Each entry below must be repeated word for word.
○ ○ ○ ○
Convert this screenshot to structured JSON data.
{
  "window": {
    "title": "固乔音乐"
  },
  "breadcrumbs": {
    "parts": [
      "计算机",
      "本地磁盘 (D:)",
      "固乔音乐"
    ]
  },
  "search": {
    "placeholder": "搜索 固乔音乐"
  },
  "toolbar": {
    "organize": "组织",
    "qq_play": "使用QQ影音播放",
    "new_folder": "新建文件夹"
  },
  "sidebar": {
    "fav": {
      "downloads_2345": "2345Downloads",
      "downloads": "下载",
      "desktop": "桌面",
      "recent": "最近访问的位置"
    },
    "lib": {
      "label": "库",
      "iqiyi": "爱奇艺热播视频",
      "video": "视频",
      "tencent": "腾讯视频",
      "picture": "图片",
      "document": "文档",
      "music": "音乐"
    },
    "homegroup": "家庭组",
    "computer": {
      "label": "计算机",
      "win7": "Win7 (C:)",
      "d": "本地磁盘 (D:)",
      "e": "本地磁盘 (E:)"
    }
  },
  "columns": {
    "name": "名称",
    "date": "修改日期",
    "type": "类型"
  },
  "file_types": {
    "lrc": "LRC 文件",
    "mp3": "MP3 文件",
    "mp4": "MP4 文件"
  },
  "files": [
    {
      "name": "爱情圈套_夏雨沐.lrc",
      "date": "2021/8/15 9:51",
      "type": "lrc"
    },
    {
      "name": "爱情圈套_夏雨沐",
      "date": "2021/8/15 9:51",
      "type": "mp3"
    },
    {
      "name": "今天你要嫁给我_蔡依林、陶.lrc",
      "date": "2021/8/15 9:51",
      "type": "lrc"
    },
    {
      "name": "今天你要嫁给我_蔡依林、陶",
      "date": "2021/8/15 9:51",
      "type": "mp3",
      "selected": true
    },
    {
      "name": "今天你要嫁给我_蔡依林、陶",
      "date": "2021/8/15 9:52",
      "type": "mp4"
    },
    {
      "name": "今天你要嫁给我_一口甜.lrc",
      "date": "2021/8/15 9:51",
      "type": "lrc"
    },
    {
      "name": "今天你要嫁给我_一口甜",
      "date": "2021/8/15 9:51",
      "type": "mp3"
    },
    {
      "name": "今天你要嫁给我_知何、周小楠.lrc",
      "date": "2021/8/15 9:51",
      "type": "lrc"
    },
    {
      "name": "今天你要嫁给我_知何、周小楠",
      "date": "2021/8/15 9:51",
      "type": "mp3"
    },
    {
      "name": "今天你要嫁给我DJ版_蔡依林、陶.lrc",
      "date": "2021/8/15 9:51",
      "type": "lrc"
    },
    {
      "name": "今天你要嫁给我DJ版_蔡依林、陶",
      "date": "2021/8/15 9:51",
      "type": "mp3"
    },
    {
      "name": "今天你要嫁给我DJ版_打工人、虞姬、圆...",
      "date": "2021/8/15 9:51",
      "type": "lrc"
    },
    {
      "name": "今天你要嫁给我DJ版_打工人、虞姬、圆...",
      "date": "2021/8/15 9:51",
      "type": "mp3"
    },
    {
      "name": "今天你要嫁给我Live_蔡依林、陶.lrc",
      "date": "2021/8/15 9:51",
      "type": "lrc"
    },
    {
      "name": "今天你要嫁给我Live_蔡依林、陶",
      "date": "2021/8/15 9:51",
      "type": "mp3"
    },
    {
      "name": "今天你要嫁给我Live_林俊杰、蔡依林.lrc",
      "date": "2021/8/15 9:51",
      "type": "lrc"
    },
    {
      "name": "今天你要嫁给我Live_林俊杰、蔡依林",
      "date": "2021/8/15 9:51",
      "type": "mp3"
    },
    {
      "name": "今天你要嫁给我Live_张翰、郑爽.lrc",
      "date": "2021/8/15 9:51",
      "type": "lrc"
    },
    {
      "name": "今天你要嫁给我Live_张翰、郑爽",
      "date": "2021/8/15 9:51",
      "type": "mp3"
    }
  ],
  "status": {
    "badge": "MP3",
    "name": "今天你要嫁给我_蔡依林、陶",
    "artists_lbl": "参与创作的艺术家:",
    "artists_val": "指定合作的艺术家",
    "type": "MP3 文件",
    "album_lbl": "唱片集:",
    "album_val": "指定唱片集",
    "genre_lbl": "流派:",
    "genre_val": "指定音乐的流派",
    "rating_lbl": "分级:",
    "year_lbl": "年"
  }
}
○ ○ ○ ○
- _EXERCISE SOLUTION_:
Convert this screenshot to structured JSON data.
{
  "window": {
    "title": "固乔音乐"
  },
  "breadcrumbs": {
    "parts": [
      "计算机",
      "本地磁盘 (D:)",
      "固乔音乐"
    ]
  },
  "search": {
    "placeholder": "搜索 固乔音乐"
  },
  "toolbar": {
    "organize": "组织",
    "qq_play": "使用QQ影音播放",
    "new_folder": "新建文件夹"
  },
  "sidebar": {
    "fav": {
      "downloads_2345": "2345Downloads",
      "downloads": "下载",
      "desktop": "桌面",
      "recent": "最近访问的位置"
    },
    "lib": {
      "label": "库",
      "iqiyi": "爱奇艺热播视频",
      "video": "视频",
      "tencent": "腾讯视频",
      "picture": "图片",
      "document": "文档",
      "music": "音乐"
    },
    "homegroup": "家庭组",
    "computer": {
      "label": "计算机",
      "win7": "Win7 (C:)",
      "d": "本地磁盘 (D:)",
      "e": "本地磁盘 (E:)"
    }
  },
  "columns": {
    "name": "名称",
    "date": "修改日期",
    "type": "类型"
  },
  "file_types": {
    "lrc": "LRC 文件",
    "mp3": "MP3 文件",
    "mp4": "MP4 文件"
  },
  "files": [
    {
      "name": "爱情圈套_夏雨沐.lrc",
      "date": "2021/8/15 9:51",
      "type": "lrc"
    },
    {
      "name": "爱情圈套_夏雨沐",
      "date": "2021/8/15 9:51",
      "type": "mp3"
    },
    {
      "name": "今天你要嫁给我_蔡依林、陶.lrc",
      "date": "2021/8/15 9:51",
      "type": "lrc"
    },
    {
      "name": "今天你要嫁给我_蔡依林、陶",
      "date": "2021/8/15 9:51",
      "type": "mp3",
      "selected": true
    },
    {
      "name": "今天你要嫁给我_蔡依林、陶",
      "date": "2021/8/15 9:52",
      "type": "mp4"
    },
    {
      "name": "今天你要嫁给我_一口甜.lrc",
      "date": "2021/8/15 9:51",
      "type": "lrc"
    },
    {
      "name": "今天你要嫁给我_一口甜",
      "date": "2021/8/15 9:51",
      "type": "mp3"
    },
    {
      "name": "今天你要嫁给我_知何、周小楠.lrc",
      "date": "2021/8/15 9:51",
      "type": "lrc"
    },
    {
      "name": "今天你要嫁给我_知何、周小楠",
      "date": "2021/8/15 9:51",
      "type": "mp3"
    },
    {
      "name": "今天你要嫁给我DJ版_蔡依林、陶.lrc",
      "date": "2021/8/15 9:51",
      "type": "lrc"
    },
    {
      "name": "今天你要嫁给我DJ版_蔡依林、陶",
      "date": "2021/8/15 9:51",
      "type": "mp3"
    },
    {
      "name": "今天你要嫁给我DJ版_打工人、虞姬、圆...",
      "date": "2021/8/15 9:51",
      "type": "lrc"
    },
    {
      "name": "今天你要嫁给我DJ版_打工人、虞姬、圆...",
      "date": "2021/8/15 9:51",
      "type": "mp3"
    },
    {
      "name": "今天你要嫁给我Live_蔡依林、陶.lrc",
      "date": "2021/8/15 9:51",
      "type": "lrc"
    },
    {
      "name": "今天你要嫁给我Live_蔡依林、陶",
      "date": "2021/8/15 9:51",
      "type": "mp3"
    },
    {
      "name": "今天你要嫁给我Live_林俊杰、蔡依林.lrc",
      "date": "2021/8/15 9:51",
      "type": "lrc"
    },
    {
      "name": "今天你要嫁给我Live_林俊杰、蔡依林",
      "date": "2021/8/15 9:51",
      "type": "mp3"
    },
    {
      "name": "今天你要嫁给我Live_张翰、郑爽.lrc",
      "date": "2021/8/15 9:51",
      "type": "lrc"
    },
    {
      "name": "今天你要嫁给我Live_张翰、郑爽",
      "date": "2021/8/15 9:51",
      "type": "mp3"
    }
  ],
  "status": {
    "badge": "MP3",
    "name": "今天你要嫁给我_蔡依林、陶",
    "artists_lbl": "参与创作的艺术家:",
    "artists_val": "指定合作的艺术家",
    "type": "MP3 文件",
    "album_lbl": "唱片集:",
    "album_val": "指定唱片集",
    "genre_lbl": "流派:",
    "genre_val": "指定音乐的流派",
    "rating_lbl": "分级:",
    "year_lbl": "年"
  }
}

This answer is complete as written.